> [REQUIRED ACTION]
Would you copy each line of the data below that has "time"?

** Opening TASK MATERIAL block **

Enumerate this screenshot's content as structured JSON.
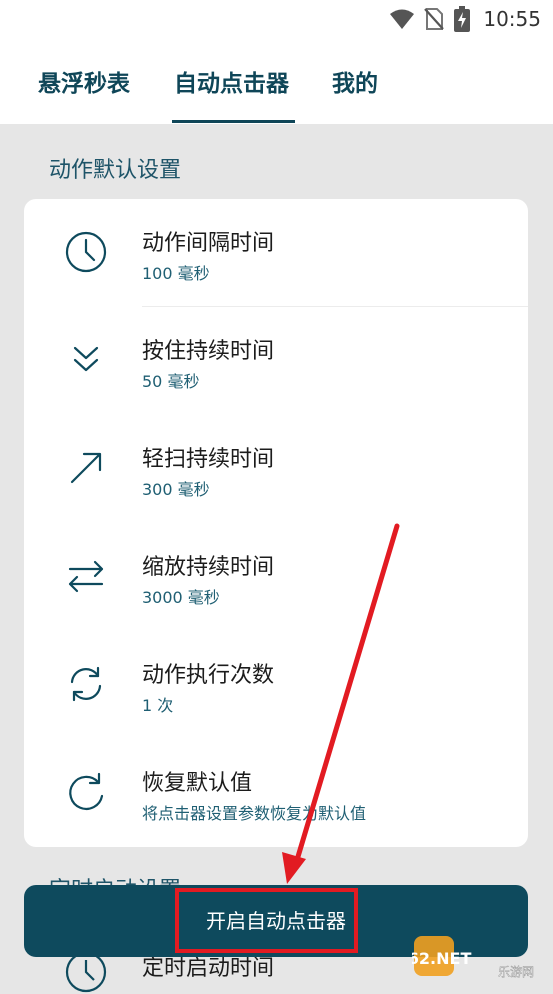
{
  "status_bar": {
    "time": "10:55",
    "icons": [
      "wifi-icon",
      "no-sim-icon",
      "battery-charging-icon"
    ]
  },
  "tabs": [
    {
      "label": "悬浮秒表",
      "active": false
    },
    {
      "label": "自动点击器",
      "active": true
    },
    {
      "label": "我的",
      "active": false
    }
  ],
  "section_title": "动作默认设置",
  "items": [
    {
      "title": "动作间隔时间",
      "subtitle": "100 毫秒",
      "icon": "clock-icon"
    },
    {
      "title": "按住持续时间",
      "subtitle": "50 毫秒",
      "icon": "double-chevron-down-icon"
    },
    {
      "title": "轻扫持续时间",
      "subtitle": "300 毫秒",
      "icon": "arrow-up-right-icon"
    },
    {
      "title": "缩放持续时间",
      "subtitle": "3000 毫秒",
      "icon": "swap-horizontal-icon"
    },
    {
      "title": "动作执行次数",
      "subtitle": "1 次",
      "icon": "sync-icon"
    },
    {
      "title": "恢复默认值",
      "subtitle": "将点击器设置参数恢复为默认值",
      "icon": "restore-icon"
    }
  ],
  "section2_title": "定时启动设置",
  "partial_item_title": "定时启动时间",
  "start_button_label": "开启自动点击器",
  "watermark": {
    "text": "962.NET",
    "caption": "乐游网"
  },
  "colors": {
    "primary": "#0e4a5d",
    "accent_text": "#1f5f73",
    "highlight": "#e21b22",
    "background": "#e6e6e6"
  }
}
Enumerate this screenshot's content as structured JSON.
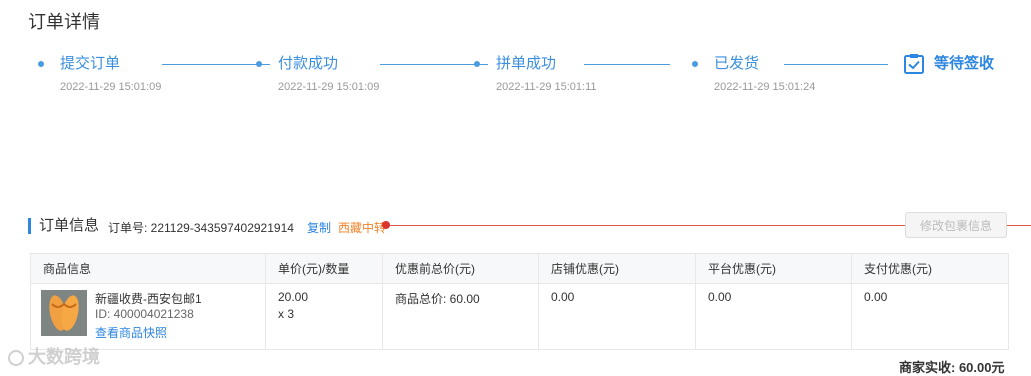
{
  "page": {
    "title": "订单详情"
  },
  "steps": [
    {
      "label": "提交订单",
      "time": "2022-11-29 15:01:09"
    },
    {
      "label": "付款成功",
      "time": "2022-11-29 15:01:09"
    },
    {
      "label": "拼单成功",
      "time": "2022-11-29 15:01:11"
    },
    {
      "label": "已发货",
      "time": "2022-11-29 15:01:24"
    }
  ],
  "current_step": {
    "label": "等待签收",
    "icon": "clipboard-check-icon"
  },
  "order_info": {
    "heading": "订单信息",
    "order_no_label": "订单号: 221129-343597402921914",
    "copy_label": "复制",
    "tag": "西藏中转",
    "modify_button": "修改包裹信息"
  },
  "table": {
    "headers": [
      "商品信息",
      "单价(元)/数量",
      "优惠前总价(元)",
      "店铺优惠(元)",
      "平台优惠(元)",
      "支付优惠(元)"
    ],
    "row": {
      "product_name": "新疆收费-西安包邮1",
      "product_id": "ID: 400004021238",
      "snapshot_link": "查看商品快照",
      "unit_price": "20.00",
      "quantity": "x 3",
      "total_before": "商品总价: 60.00",
      "shop_discount": "0.00",
      "platform_discount": "0.00",
      "payment_discount": "0.00"
    }
  },
  "summary": {
    "merchant_received": "商家实收: 60.00元"
  },
  "watermark": {
    "text": "大数跨境"
  },
  "colors": {
    "accent": "#2d86e0",
    "tag": "#f0842b",
    "red_line": "#e0584d"
  }
}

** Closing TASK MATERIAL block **

> [SOLUTION TO THIS PROBLEM]
    "time": "10:55",
      "time": "2022-11-29 15:01:09"
      "time": "2022-11-29 15:01:09"
      "time": "2022-11-29 15:01:11"
      "time": "2022-11-29 15:01:24"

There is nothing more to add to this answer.